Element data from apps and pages

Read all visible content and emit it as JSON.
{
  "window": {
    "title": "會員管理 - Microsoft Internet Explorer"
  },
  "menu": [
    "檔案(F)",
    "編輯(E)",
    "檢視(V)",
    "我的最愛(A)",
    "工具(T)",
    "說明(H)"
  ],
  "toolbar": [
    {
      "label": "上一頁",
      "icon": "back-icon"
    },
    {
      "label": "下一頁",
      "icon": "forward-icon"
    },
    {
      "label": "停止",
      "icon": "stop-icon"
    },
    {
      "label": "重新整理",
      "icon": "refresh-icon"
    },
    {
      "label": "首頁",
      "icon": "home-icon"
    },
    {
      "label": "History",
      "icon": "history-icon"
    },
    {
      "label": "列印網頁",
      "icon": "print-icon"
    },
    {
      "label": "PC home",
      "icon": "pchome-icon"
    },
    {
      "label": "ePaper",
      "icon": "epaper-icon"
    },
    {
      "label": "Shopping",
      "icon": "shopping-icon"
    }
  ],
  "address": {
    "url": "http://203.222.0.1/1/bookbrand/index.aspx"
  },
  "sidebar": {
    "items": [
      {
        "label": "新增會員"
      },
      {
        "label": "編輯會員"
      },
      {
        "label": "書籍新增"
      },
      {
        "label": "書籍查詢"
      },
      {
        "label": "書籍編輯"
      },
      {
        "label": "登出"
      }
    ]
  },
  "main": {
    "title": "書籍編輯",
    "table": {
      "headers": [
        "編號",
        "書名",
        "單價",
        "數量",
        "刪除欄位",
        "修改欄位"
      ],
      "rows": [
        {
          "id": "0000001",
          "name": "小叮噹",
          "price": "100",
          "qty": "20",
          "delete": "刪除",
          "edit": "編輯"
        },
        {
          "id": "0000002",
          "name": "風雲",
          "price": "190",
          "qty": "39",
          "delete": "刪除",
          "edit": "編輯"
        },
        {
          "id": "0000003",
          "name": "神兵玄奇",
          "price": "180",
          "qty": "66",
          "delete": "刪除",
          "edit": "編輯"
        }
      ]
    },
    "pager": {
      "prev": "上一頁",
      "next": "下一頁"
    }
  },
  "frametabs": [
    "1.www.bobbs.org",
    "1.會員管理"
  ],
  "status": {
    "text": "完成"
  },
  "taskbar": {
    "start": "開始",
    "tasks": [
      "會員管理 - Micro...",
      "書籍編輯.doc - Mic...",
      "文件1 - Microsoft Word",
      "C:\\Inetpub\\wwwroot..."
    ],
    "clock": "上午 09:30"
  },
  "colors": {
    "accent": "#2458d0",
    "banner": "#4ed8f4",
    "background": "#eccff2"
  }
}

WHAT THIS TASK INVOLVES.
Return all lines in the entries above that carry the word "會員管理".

EXERCISE RESPONSE.
    "title": "會員管理 - Microsoft Internet Explorer"
    "1.會員管理"
      "會員管理 - Micro...",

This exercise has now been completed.